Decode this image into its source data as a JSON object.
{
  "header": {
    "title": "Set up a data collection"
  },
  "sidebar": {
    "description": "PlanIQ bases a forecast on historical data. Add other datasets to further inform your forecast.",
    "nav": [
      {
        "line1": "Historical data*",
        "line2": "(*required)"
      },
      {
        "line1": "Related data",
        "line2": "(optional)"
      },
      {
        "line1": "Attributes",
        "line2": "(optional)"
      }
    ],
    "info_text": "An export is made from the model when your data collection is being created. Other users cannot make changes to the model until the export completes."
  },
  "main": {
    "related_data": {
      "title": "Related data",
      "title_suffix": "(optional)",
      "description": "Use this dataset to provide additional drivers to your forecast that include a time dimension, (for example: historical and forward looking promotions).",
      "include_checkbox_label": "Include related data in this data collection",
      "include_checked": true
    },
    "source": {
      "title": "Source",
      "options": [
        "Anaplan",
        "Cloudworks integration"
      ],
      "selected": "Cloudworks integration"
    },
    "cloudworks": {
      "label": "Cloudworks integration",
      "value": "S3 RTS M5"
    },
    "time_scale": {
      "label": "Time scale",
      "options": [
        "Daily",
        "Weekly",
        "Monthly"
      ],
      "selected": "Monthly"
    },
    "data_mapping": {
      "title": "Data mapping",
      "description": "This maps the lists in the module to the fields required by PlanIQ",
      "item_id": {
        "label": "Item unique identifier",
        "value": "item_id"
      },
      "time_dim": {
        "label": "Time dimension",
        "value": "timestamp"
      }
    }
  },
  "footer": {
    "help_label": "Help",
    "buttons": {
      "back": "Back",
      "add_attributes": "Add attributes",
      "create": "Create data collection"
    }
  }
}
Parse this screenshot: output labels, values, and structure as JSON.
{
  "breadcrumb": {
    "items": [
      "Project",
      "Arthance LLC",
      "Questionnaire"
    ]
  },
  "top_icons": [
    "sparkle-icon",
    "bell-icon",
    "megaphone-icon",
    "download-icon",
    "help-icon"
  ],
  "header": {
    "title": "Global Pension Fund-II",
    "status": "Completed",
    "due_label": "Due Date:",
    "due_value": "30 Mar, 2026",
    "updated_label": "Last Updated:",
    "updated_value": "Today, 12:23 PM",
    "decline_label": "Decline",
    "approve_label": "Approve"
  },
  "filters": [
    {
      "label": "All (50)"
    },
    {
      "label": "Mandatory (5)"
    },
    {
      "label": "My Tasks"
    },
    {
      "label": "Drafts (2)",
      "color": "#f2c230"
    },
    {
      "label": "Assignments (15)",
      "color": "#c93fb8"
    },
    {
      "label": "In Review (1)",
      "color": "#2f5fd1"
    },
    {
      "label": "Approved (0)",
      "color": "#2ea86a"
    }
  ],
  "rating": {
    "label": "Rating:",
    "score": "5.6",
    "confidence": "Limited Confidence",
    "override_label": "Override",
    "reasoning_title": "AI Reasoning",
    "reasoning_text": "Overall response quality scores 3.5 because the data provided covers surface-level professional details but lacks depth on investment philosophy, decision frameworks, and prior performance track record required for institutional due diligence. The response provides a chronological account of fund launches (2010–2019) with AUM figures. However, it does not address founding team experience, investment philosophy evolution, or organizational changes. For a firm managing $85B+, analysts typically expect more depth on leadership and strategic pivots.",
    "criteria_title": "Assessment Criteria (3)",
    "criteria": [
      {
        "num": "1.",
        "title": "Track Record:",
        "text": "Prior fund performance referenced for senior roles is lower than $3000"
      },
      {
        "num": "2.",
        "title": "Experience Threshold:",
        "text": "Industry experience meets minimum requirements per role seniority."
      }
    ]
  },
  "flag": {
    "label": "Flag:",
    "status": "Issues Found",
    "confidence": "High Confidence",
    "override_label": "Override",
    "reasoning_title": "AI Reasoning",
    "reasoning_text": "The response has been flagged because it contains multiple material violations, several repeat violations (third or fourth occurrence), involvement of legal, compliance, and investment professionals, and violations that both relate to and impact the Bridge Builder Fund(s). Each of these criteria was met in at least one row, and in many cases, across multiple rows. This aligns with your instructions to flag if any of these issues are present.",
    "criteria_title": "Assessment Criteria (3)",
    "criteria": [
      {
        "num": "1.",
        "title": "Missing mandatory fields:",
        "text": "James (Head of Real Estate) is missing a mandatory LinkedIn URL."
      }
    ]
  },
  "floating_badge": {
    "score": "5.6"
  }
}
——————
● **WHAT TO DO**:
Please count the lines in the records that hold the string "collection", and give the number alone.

● **RESULT OF THE EXERCISE**:
4